>>>
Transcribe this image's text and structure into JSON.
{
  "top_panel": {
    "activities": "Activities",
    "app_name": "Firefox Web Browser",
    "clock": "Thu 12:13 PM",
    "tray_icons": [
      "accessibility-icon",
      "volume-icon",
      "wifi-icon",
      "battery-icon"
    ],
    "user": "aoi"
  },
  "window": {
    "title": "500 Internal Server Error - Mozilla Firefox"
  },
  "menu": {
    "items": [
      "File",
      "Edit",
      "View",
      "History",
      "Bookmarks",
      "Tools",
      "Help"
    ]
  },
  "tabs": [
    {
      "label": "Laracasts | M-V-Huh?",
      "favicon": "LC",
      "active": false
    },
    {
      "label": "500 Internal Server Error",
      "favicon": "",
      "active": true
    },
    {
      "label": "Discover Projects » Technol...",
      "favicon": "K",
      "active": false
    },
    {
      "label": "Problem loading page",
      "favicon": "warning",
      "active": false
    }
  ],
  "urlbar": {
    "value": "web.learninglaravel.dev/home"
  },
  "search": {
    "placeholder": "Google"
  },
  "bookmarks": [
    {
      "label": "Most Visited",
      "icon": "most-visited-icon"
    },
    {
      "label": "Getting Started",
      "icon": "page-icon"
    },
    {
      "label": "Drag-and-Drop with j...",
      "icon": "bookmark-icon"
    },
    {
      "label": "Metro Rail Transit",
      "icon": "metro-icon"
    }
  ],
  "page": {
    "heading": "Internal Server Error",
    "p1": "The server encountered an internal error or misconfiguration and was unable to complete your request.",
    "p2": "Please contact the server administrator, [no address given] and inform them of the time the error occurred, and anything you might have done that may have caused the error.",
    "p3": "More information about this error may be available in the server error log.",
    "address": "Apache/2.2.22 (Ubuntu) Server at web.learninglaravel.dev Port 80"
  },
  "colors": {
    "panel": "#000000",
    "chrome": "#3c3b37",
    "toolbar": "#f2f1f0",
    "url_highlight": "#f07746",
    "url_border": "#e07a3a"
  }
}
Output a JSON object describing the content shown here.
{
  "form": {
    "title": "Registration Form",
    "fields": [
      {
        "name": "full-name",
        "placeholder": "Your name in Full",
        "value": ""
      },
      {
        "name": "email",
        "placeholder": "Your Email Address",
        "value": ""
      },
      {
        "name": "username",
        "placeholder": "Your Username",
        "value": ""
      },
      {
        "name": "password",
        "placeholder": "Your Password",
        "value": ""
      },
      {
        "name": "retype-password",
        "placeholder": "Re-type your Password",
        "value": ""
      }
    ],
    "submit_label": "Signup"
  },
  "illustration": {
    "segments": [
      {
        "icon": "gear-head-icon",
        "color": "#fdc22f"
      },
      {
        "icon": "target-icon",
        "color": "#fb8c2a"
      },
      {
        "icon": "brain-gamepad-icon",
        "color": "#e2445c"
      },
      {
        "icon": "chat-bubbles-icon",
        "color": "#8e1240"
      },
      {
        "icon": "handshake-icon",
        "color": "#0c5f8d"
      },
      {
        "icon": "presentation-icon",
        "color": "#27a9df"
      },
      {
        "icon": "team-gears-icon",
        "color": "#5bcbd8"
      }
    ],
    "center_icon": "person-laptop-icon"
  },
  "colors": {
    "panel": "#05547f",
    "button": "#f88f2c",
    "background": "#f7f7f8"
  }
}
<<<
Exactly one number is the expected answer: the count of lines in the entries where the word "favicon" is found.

Answer: 4